Price changes for Thursday, May 7th, 2015

Hello everyone,

Here's what I have for this week's price changes:

Heating/stove oils to increase by 1.6 cents a litre.
Diesel to increase by 2.0 cents a litre, and...
Gasoline to increase by 1.6 cents a litre.

With oil prices increasing, refined commodity prices have also been rising. Anticipated builds to inventories are slowing somewhat and may be reflective of the slowdown in US domestic production being added, or it may be a sign that demand for gasoline and related products is picking up again.

Chinese demand still remains weak amongst emerging nations. With the latest news on lower than expected manufacturing data, it has to be a disappointment for those nations hoping to export there. China remains almost shut out for the time being as a potential market to pick up any excess of supply out there.

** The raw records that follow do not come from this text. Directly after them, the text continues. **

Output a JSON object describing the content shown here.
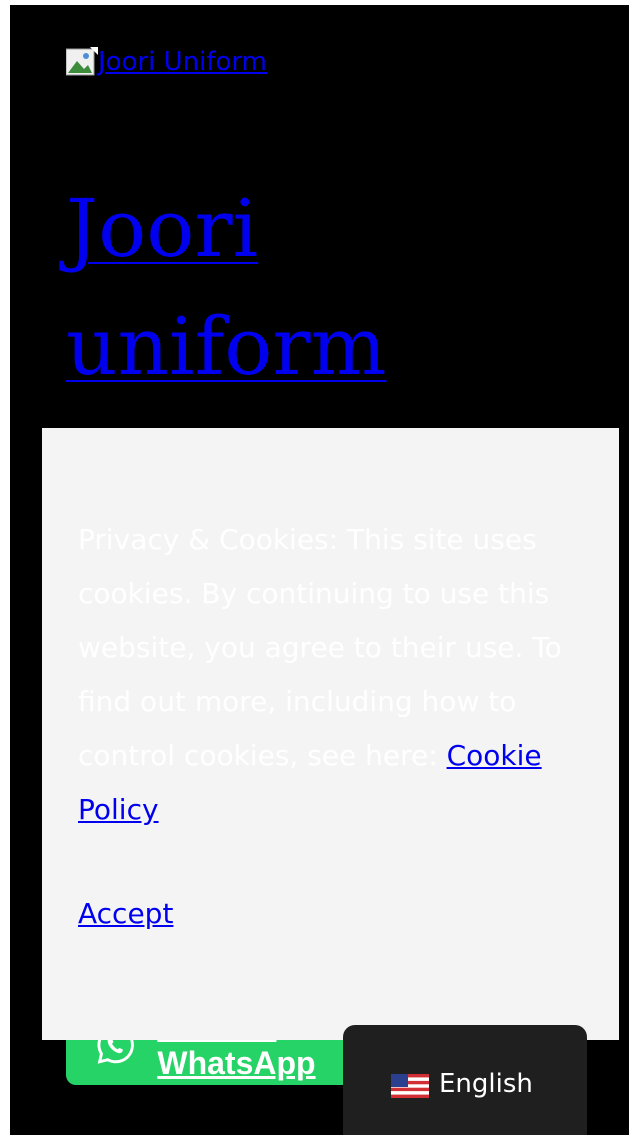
{
  "header": {
    "logo_alt": "Joori Uniform",
    "site_title": "Joori uniform"
  },
  "whatsapp": {
    "label": "Chat on WhatsApp",
    "color": "#25d366"
  },
  "cookie_banner": {
    "text": "Privacy & Cookies: This site uses cookies. By continuing to use this website, you agree to their use. To find out more, including how to control cookies, see here: ",
    "policy_link": "Cookie Policy",
    "accept_label": "Accept",
    "background": "#f4f4f4"
  },
  "language": {
    "current": "English",
    "flag_icon": "us-flag-icon"
  },
  "colors": {
    "page_bg": "#000000",
    "link": "#0000ee"
  }
}
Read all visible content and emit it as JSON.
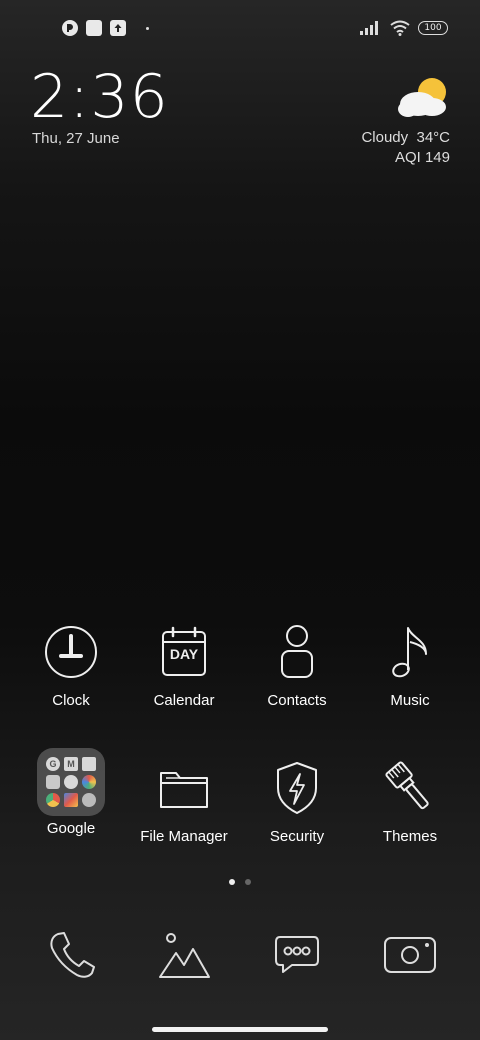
{
  "status_bar": {
    "battery_level": "100",
    "notification_icons": [
      "app-notification-icon",
      "gallery-notification-icon",
      "upload-notification-icon",
      "more-dot-icon"
    ]
  },
  "clock_widget": {
    "time": "2:36",
    "date": "Thu, 27 June"
  },
  "weather_widget": {
    "condition": "Cloudy",
    "temperature": "34°C",
    "aqi": "AQI 149"
  },
  "apps_row1": [
    {
      "label": "Clock",
      "icon": "clock-icon"
    },
    {
      "label": "Calendar",
      "icon": "calendar-icon",
      "icon_text": "DAY"
    },
    {
      "label": "Contacts",
      "icon": "contacts-icon"
    },
    {
      "label": "Music",
      "icon": "music-icon"
    }
  ],
  "apps_row2": [
    {
      "label": "Google",
      "icon": "google-folder-icon"
    },
    {
      "label": "File Manager",
      "icon": "folder-icon"
    },
    {
      "label": "Security",
      "icon": "security-shield-icon"
    },
    {
      "label": "Themes",
      "icon": "paintbrush-icon"
    }
  ],
  "pager": {
    "pages": 2,
    "current": 1
  },
  "dock": [
    "phone-icon",
    "gallery-icon",
    "messages-icon",
    "camera-icon"
  ]
}
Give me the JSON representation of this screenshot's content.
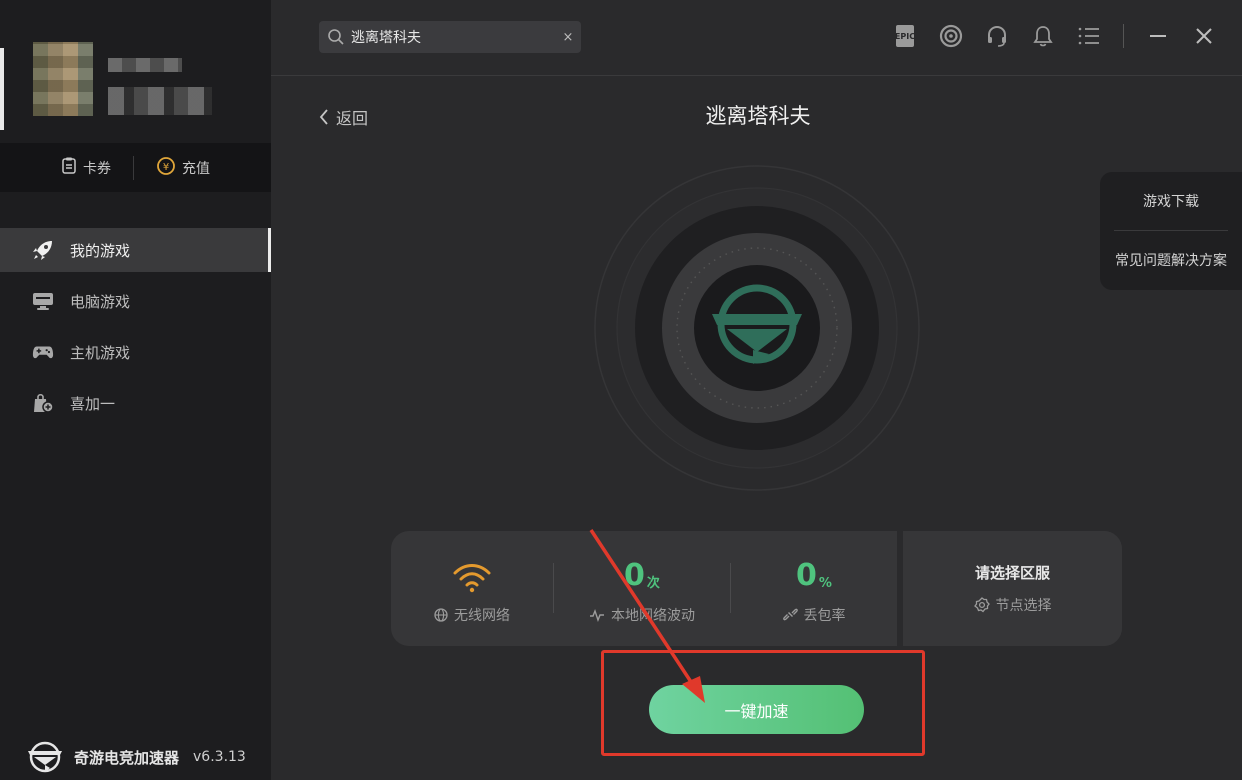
{
  "sidebar": {
    "wallet": {
      "coupon_label": "卡券",
      "recharge_label": "充值",
      "recharge_icon_text": "¥"
    },
    "nav_items": [
      {
        "label": "我的游戏",
        "icon": "rocket-icon",
        "active": true
      },
      {
        "label": "电脑游戏",
        "icon": "monitor-icon",
        "active": false
      },
      {
        "label": "主机游戏",
        "icon": "gamepad-icon",
        "active": false
      },
      {
        "label": "喜加一",
        "icon": "gift-bag-icon",
        "active": false
      }
    ],
    "brand": {
      "name": "奇游电竞加速器",
      "version": "v6.3.13"
    }
  },
  "header": {
    "search_value": "逃离塔科夫",
    "clear_glyph": "×",
    "icons": [
      "epic-games-icon",
      "ubisoft-icon",
      "headset-icon",
      "bell-icon",
      "menu-icon",
      "minimize-icon",
      "close-icon"
    ],
    "epic_text": "EPIC"
  },
  "main": {
    "back_label": "返回",
    "title": "逃离塔科夫",
    "side_panel": {
      "items": [
        "游戏下载",
        "常见问题解决方案"
      ]
    },
    "stats": {
      "network_label": "无线网络",
      "fluctuation_value": "0",
      "fluctuation_unit": "次",
      "fluctuation_label": "本地网络波动",
      "loss_value": "0",
      "loss_unit": "%",
      "loss_label": "丢包率",
      "region_title": "请选择区服",
      "node_label": "节点选择"
    },
    "accelerate_label": "一键加速"
  },
  "colors": {
    "accent_green": "#54c074",
    "wifi_orange": "#e49a2e",
    "annotation_red": "#e0392b"
  }
}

Finally, look here in the coming days as government has announced it will put taxes back on your heat and light bill. I will be posting a petition for you all to sign and have others sign as well as we are again back to the drawing board when it comes to having the tax off heat. It is, I feel, an important issue for everyone from seniors to those on lower incomes. Simple fact of the matter is that this is just as important to me to not have a tax on heat as much as there's no tax on food!

I hope you will help me in this quest!


Twitter @GeorgeMurphyMHA


nyi said...

George ... can you please explain why we only saw lower prices at the pumps for a short period of time? It doesn't make sense why prices started to climb even when oil is in the 55-60 dollar range. Now if it happens to go up a little, fuel prices get impacted immediately. Again, why are we not seeing more sustained price breaks at the pump? Thanks

George said...

Just seeing this, so my apologies for getting back so late!

Refined products are traded separately from oil. That's why we saw refined products sink somewhat against oil. Most of the break we received also happened when the Canadian dollar slowed in it's decline against the US dollar. There's a big difference when you factor the currencies in the mix. A US gallon of product cost completely different with a rise or fall in the Canadian buck against its US counterpart, and even more noticeable the difference when you see strong growth in the US dollar, like we have recently.

Hope this helps?